START Record extracts

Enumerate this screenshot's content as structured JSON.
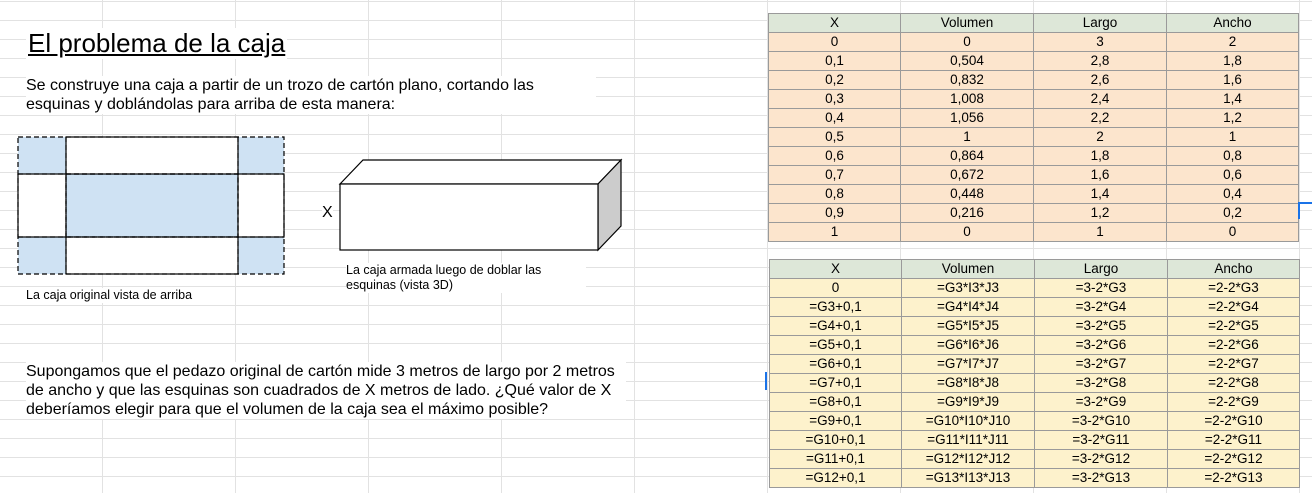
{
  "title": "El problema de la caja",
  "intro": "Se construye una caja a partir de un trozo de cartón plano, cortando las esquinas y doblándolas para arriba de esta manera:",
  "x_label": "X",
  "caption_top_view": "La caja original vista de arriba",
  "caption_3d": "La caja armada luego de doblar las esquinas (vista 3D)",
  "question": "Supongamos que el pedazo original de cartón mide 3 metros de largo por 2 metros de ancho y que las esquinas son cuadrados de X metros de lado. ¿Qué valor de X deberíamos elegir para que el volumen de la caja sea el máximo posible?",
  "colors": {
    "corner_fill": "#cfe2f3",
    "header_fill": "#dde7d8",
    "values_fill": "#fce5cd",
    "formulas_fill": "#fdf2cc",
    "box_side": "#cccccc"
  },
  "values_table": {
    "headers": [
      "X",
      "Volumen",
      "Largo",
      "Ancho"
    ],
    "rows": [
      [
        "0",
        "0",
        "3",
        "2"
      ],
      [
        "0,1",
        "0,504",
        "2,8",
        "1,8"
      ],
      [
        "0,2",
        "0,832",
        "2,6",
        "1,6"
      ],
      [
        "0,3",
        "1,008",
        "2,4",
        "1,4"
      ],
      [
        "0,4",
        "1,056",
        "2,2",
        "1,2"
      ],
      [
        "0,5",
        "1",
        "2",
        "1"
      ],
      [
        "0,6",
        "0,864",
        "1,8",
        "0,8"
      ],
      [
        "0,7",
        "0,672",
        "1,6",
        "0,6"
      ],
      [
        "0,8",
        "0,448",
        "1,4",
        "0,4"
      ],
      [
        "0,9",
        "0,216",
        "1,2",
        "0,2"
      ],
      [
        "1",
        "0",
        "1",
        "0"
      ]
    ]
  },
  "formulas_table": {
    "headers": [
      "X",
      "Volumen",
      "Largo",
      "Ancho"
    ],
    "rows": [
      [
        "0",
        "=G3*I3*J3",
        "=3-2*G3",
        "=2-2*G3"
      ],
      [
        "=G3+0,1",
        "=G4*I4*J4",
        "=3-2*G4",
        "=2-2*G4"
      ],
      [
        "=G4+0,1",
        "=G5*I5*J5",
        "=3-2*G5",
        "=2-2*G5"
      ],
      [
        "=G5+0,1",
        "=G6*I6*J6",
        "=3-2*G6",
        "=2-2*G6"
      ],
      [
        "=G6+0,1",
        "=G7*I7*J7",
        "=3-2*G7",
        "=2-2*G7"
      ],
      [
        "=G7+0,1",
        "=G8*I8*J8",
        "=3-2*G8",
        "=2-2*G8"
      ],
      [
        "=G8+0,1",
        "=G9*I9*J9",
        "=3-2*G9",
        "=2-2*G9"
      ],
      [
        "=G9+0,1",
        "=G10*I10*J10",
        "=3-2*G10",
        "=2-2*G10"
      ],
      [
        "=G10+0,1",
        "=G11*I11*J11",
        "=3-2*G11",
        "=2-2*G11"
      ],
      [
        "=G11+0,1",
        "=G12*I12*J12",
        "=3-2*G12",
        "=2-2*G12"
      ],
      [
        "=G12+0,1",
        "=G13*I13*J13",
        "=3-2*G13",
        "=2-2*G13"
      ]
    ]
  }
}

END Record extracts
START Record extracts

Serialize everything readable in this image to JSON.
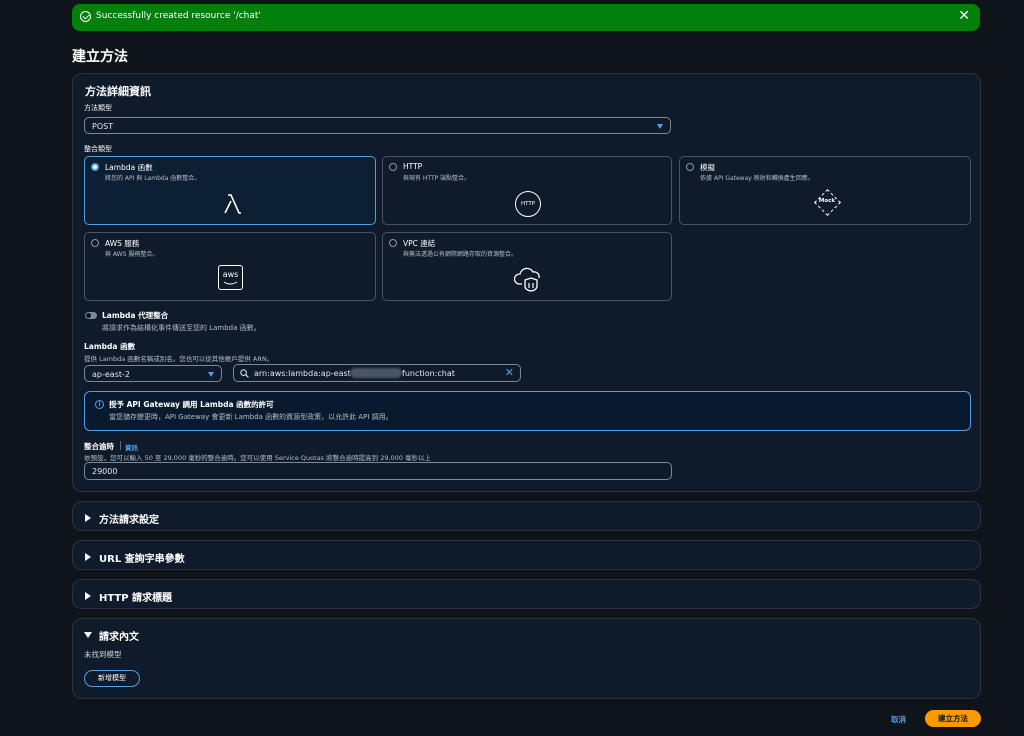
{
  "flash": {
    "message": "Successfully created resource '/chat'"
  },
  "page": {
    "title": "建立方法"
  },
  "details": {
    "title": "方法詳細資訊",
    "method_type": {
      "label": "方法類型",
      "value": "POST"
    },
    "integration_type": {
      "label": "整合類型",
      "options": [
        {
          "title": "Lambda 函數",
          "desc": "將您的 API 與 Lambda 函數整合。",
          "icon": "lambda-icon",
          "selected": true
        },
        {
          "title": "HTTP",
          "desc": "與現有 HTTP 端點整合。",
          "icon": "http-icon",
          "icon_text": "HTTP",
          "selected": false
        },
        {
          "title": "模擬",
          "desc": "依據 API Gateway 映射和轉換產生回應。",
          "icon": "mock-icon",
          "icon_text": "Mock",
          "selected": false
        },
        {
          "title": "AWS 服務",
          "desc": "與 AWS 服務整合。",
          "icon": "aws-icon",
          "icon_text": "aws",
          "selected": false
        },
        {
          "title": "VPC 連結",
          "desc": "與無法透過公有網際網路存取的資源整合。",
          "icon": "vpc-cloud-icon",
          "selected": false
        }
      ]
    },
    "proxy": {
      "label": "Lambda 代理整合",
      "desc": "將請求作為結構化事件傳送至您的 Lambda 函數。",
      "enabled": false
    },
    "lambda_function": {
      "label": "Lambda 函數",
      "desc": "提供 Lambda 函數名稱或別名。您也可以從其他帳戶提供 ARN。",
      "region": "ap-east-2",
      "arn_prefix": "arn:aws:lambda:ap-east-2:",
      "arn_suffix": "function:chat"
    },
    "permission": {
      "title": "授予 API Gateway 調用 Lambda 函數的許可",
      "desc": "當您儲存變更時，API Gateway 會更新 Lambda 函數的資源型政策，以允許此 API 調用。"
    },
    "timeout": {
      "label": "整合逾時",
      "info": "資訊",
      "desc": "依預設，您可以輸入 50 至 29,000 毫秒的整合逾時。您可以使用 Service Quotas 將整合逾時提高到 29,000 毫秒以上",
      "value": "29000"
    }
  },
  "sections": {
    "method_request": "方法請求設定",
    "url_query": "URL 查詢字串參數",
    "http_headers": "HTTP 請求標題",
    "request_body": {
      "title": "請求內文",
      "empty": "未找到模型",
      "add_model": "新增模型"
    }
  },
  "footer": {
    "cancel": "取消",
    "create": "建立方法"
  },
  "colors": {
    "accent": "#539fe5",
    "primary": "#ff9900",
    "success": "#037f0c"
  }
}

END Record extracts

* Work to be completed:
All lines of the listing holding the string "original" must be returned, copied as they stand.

* Reply:
  "caption_top_view": "La caja original vista de arriba",
  "question": "Supongamos que el pedazo original de cartón mide 3 metros de largo por 2 metros de ancho y que las esquinas son cuadrados de X metros de lado. ¿Qué valor de X deberíamos elegir para que el volumen de la caja sea el máximo posible?",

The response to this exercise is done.